__EXERCISE REQUIREMENTS__
If pictures are present, leave them out, and copy the data word for word.

***** DATA RECORDS

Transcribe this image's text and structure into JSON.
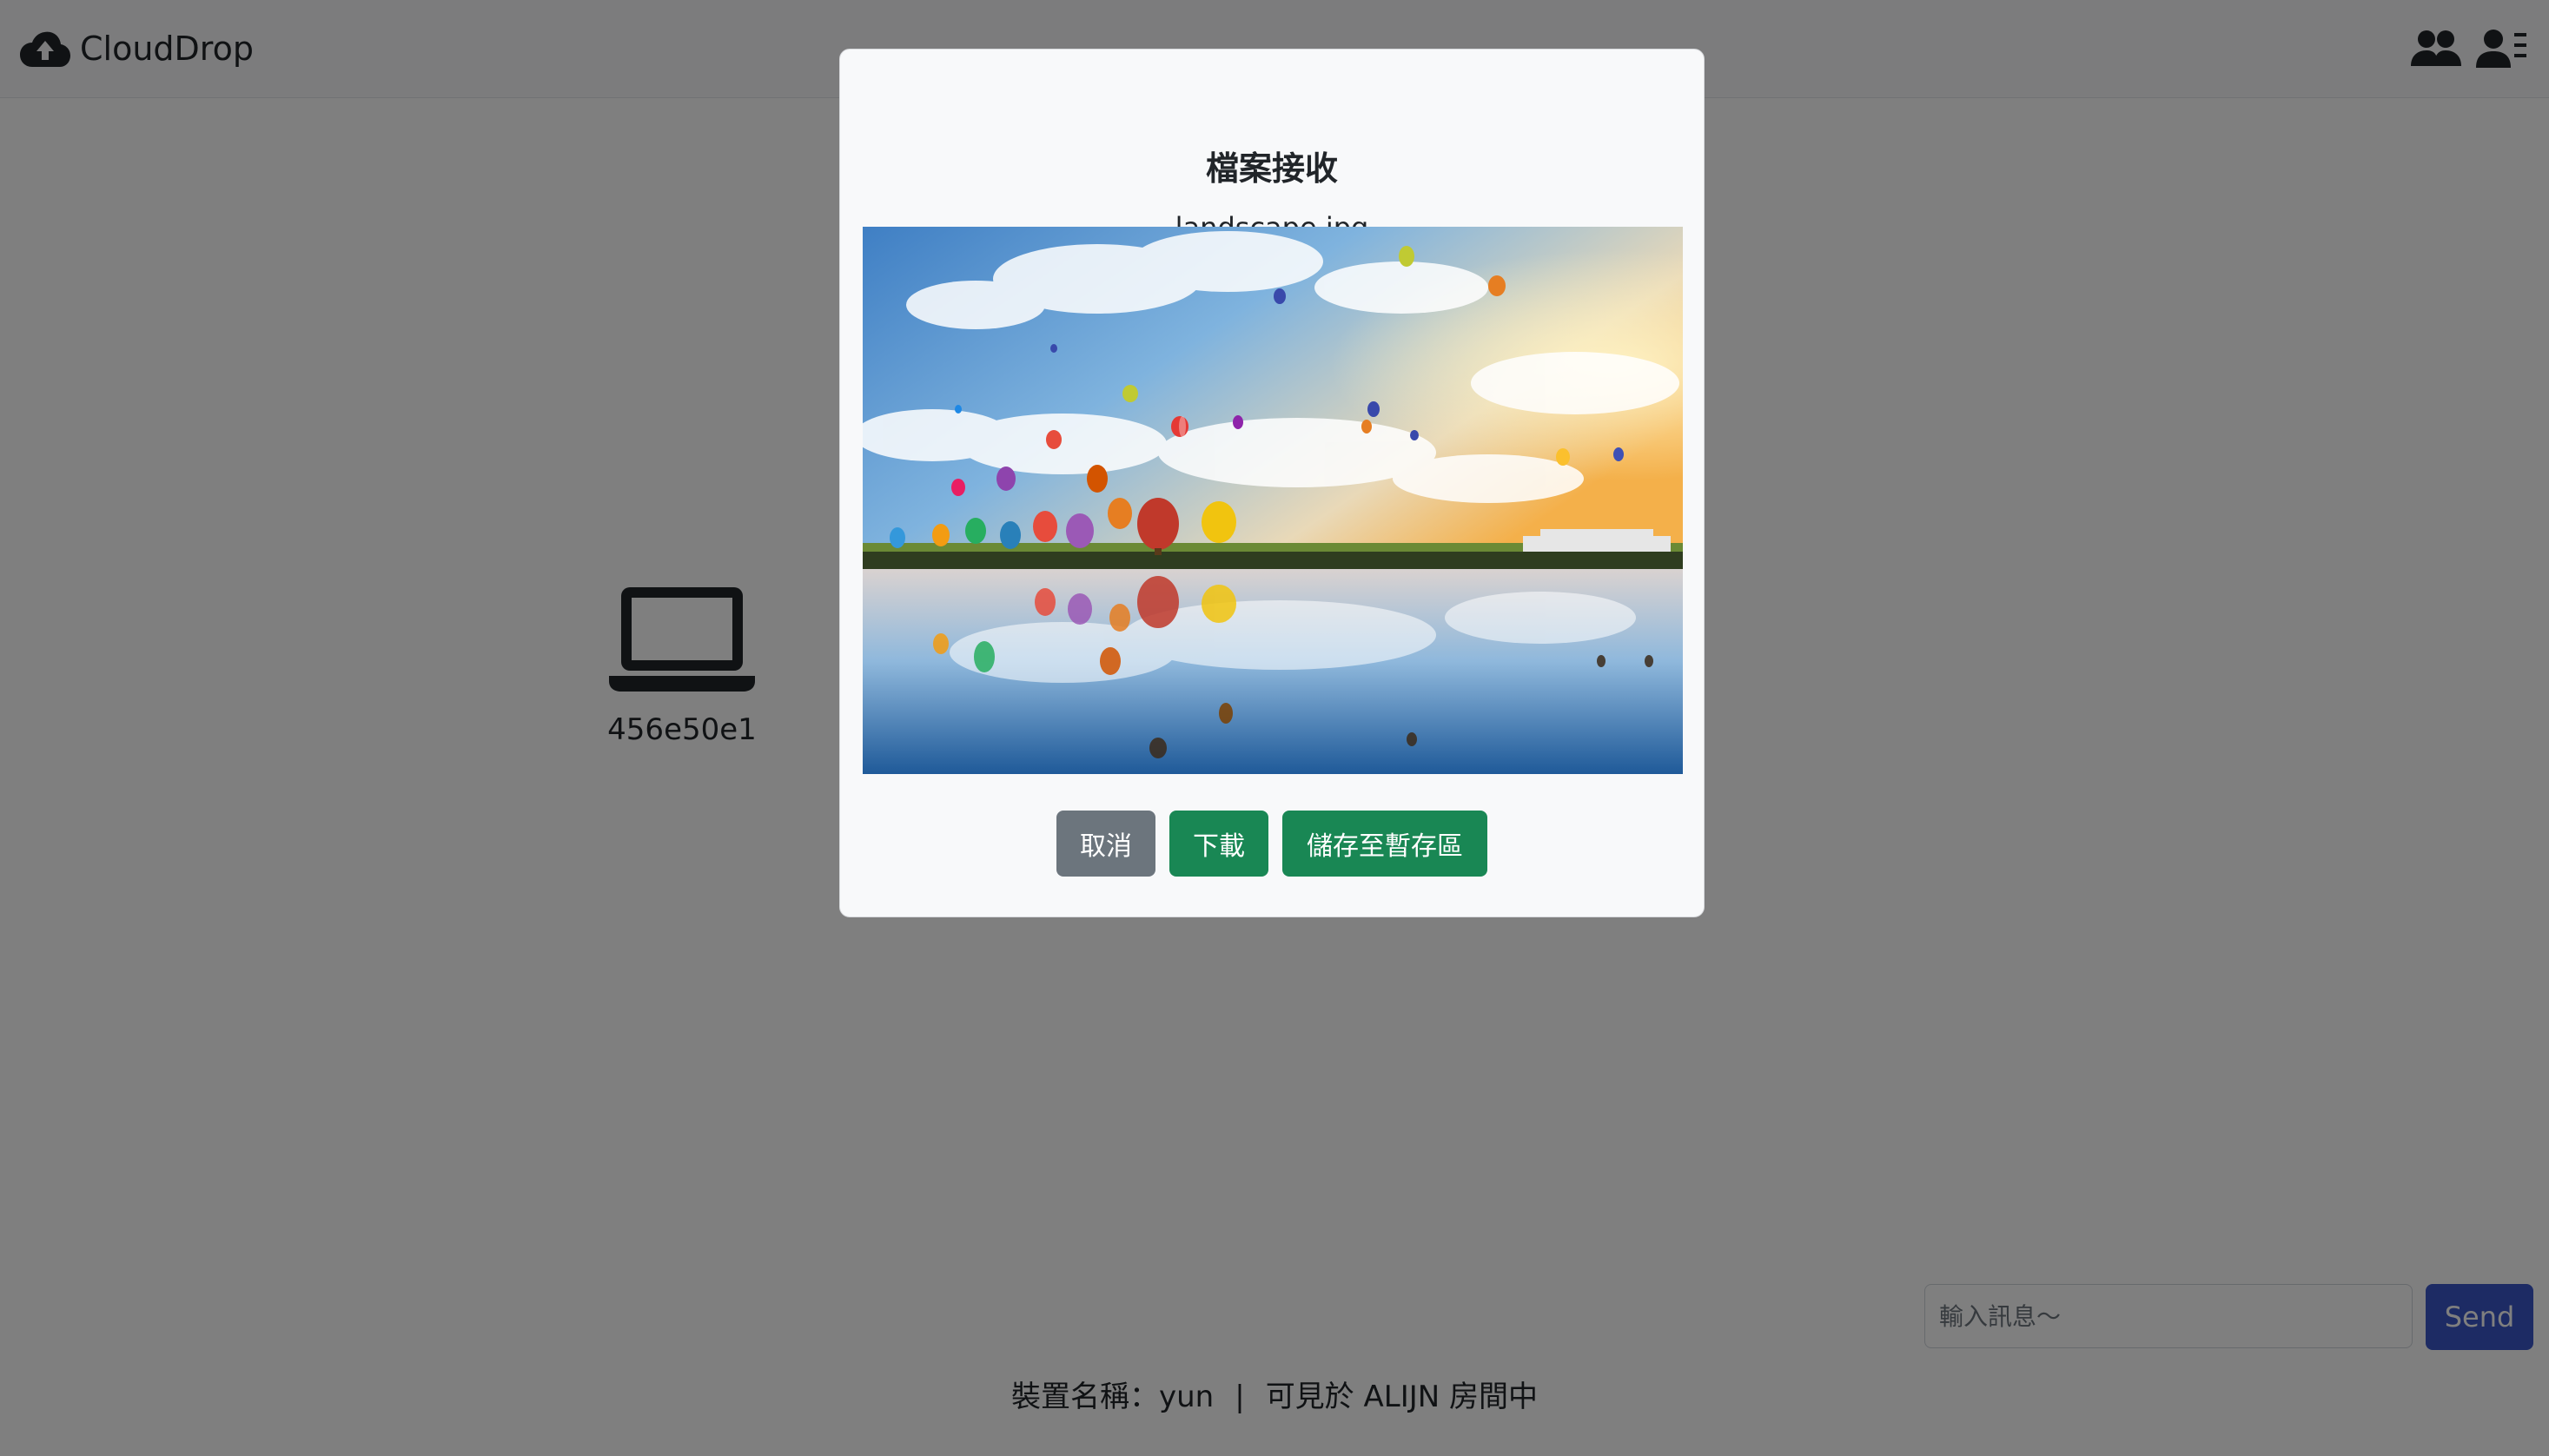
{
  "app": {
    "title": "CloudDrop"
  },
  "navbar": {
    "icons": [
      "people-icon",
      "user-list-icon"
    ]
  },
  "device": {
    "name": "456e50e1",
    "icon": "laptop-icon"
  },
  "chat": {
    "placeholder": "輸入訊息～",
    "send_label": "Send"
  },
  "footer": {
    "device_label": "裝置名稱：yun",
    "separator": "|",
    "visibility": "可見於 ALIJN 房間中"
  },
  "modal": {
    "title": "檔案接收",
    "filename": "landscape.jpg",
    "buttons": {
      "cancel": "取消",
      "download": "下載",
      "save": "儲存至暫存區"
    }
  },
  "colors": {
    "primary": "#3a57c9",
    "success": "#198754",
    "secondary": "#6c757d",
    "backdrop": "rgba(0,0,0,0.5)"
  }
}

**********

__TASK ANSWER__
Transcribe this image's text and structure into JSON.
{
  "app": {
    "title": "CloudDrop"
  },
  "navbar": {
    "icons": [
      "people-icon",
      "user-list-icon"
    ]
  },
  "device": {
    "name": "456e50e1",
    "icon": "laptop-icon"
  },
  "chat": {
    "placeholder": "輸入訊息～",
    "send_label": "Send"
  },
  "footer": {
    "device_label": "裝置名稱：yun",
    "separator": "|",
    "visibility": "可見於 ALIJN 房間中"
  },
  "modal": {
    "title": "檔案接收",
    "filename": "landscape.jpg",
    "buttons": {
      "cancel": "取消",
      "download": "下載",
      "save": "儲存至暫存區"
    }
  },
  "colors": {
    "primary": "#3a57c9",
    "success": "#198754",
    "secondary": "#6c757d",
    "backdrop": "rgba(0,0,0,0.5)"
  }
}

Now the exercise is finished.